Some TIPS on How to Read
Genesis is full of memorable stories of people and events. It is an important book to know, for the rest of the Bible often refers back to it. Note too the many beginnings...beginnings of universe, man and sin etc.
"In the beginning..."
These words are apt for the New Year...we start from the very beginning...
"Historically, Jews and Christians alike have held that Moses was the author/compiler of the first five books of the OT. These books known also as the Pentateuch (meaning "five-volumed book"), were referred to in Jewish tradition as the five fifths of the law (of Moses)."
Introduction to Genesis, NIV Study Bible
From the beginning of creation to the life of Joseph, the book tells stories of the Creator and His Creation. In a way, the book mirrors our own relationships with God; the beauty of creation, the depth of sin and rebellion, and the plans for the restoration of our world marred by sin.

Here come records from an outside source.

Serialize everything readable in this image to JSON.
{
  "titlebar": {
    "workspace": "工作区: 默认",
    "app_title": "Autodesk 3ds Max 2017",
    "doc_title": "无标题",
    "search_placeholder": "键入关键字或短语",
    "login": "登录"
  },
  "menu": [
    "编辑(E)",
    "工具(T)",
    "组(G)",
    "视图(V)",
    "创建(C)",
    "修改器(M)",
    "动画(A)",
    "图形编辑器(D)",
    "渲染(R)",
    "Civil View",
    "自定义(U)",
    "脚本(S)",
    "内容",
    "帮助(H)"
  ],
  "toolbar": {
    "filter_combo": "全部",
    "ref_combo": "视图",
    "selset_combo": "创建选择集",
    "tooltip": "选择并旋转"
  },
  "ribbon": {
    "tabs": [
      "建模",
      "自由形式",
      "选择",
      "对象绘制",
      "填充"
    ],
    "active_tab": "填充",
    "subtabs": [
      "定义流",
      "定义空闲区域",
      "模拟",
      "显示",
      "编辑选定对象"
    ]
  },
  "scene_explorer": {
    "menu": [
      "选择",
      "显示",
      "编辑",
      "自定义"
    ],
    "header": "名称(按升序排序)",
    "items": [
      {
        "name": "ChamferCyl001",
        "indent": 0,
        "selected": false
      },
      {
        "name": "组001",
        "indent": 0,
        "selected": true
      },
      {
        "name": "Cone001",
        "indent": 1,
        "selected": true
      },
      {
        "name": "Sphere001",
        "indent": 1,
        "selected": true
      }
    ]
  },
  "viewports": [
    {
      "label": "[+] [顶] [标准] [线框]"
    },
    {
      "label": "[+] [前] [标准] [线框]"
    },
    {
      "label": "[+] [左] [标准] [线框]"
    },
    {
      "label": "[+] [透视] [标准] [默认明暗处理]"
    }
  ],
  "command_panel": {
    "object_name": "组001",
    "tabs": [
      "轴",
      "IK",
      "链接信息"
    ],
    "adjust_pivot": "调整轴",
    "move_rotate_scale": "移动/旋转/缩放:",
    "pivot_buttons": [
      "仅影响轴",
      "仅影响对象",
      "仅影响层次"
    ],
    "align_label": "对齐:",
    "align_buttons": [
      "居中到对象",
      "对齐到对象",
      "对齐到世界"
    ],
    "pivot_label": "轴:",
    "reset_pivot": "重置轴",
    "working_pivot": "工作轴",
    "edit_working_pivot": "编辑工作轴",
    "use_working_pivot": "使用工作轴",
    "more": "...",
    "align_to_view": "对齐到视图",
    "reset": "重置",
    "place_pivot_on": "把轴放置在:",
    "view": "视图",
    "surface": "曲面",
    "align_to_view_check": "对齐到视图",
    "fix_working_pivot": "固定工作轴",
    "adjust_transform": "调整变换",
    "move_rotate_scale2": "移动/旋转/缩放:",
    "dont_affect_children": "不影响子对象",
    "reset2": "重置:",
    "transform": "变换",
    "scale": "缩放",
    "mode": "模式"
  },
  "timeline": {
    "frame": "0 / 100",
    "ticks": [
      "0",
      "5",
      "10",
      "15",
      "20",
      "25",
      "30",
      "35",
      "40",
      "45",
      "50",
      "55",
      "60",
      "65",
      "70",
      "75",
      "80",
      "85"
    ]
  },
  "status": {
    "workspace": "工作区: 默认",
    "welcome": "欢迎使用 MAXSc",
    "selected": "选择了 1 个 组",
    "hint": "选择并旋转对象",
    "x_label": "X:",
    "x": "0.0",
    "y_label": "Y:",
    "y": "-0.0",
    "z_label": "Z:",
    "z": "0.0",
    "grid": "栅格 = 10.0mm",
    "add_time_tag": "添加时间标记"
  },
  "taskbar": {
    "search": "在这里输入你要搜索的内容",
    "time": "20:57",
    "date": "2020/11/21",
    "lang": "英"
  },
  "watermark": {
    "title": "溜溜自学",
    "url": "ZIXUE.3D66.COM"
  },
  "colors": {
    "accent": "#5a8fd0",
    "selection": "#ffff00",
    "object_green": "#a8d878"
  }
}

Isn't it wonderful to know that we are part of that Story for what happened in the past significance today?
Read it and let the WORD 'read' us. It will bring us a deeper understanding of God's plan for humankind. Here's a suggestion: This guide is adapted from the NIV Study Bible for a 30-days reading plan.
'Leave NO WORD Unturned'
Day 1: Creation (1:1-2:3)
Day 2: Adam and Eve in Eden (2:4-25)
Day 3: The fall and its consequences (ch. 3)
Day 4: Sin's progression (4:1-16)
Day 5: The genealogy of Cain (4:17-26)
Day 6: The genealogy of Seth (ch. 5)
Day 7: God's response to human depravity & preparing for the flood (6:1-7:10)
Day 8: Judgement & redemption (7:11-8:19)
The flood's aftermath (8:29-9:29)
Day 9: The spread of the nations (10:1 - 11:26)
Day 10: Abraham's background (11:27-32)
Day 11: Abraham's call and response (chs. 12-14)
Day 12: Abraham's faith and God's covenant (chs. 15-17)
Day 13: Abraham's faith and God's covenant (chs. 18-20)
Day 14: Abraham's faith and God's covenant (chs. 21-22)
Day 15: Abraham's final acts (23:1 - 25:11)
Day 16: The descendants of Ishmael (25:12-18)
Day 17: Jacob at home (25:19-27:46)
Day 18: Jacob abroad (chs. 28-30)
Day 19: Jacob at home again (chs. 31-32)
Day 20: Jacob at home again (chs. 33-35)
Day 21: The Descendants of Esau (36:1-37:1)
Day 22: Joseph's career (37:2-38)
Day 23: Joseph's career (ch. 39)
Day 24: Joseph's career (ch. 40)
Day 25: Joseph's career (ch. 41)
Day 26: Joseph's migration (chs. 42-44)
Day 27: Joseph's migration (chs. 45-47)
Day 28: Joseph's final days (48:1-50:14)
Day 29: Joseph's final days (50:15-26)
Day 30: Your Own Reflection on Genesis
"Genesis is the Book of Beginnings, the great introduction to the drama of redemption. Gn 1-11 may be regarded as the prologue to the drama, whose first act begins at the ch. 12 with the introduction of Abraham. At the other end of the drama the book of Revelation is the epilogue."
In the Beginning
This sentence brings us back to the basics.
It is precisely these words that have defined who we are today: "In the beginning..."
From the very first act of creation right up to the Fall. God's hands have never left us. His love for us finally climaxed on the Cross when Jesus cried out. "IT IS FINISHED!" Wow.
This was my personal discovery upon reading and studying this book.
From the beginning of Creation to the fall of man, from the renewing of the covenant with Noah to the Faith of one man - Abraham, the Father of the Nations - and last but not least, the reign of Joseph and His people, I could see, throughout all these events, that God had a well planned masterpiece in mind right from the start. His plan was that we would dwell with Him forever and ever.
However, in order for us to enjoy what God has promised us, we need to see and acknowledge His presence in our midst.
How then should we live for Him who looked at us and said, "It was very good"?
Leaving NO WORD Unturned
Personal thoughts that came to mind as I read Genesis...
1. God created mankind in His image. What a wonderful thought that is. In spite of the Fall, everyone bears the image of their Creator, God. In what ways do we reflect God in our conduct?
Beginnings with Genesis, the Bible tells us that stories of these image-bearers (although some bore seriously marred images) who responded to the redemptive acts of their Creator God. From Adam and Eve to Noah, Abram and Joseph, the book of Genesis helps us understand the story of God's redemption and shows us that we have truly been made in His image.
2. Where will all this lead to? This story climaxes in Christ, in who God's fullness dwells. That is why he is called the Alpha and Omega (which are the first and last letters of the Greek alphabet). He is worthy of all our worship because Jesus was there at the very beginning of creation just as He will be at the end.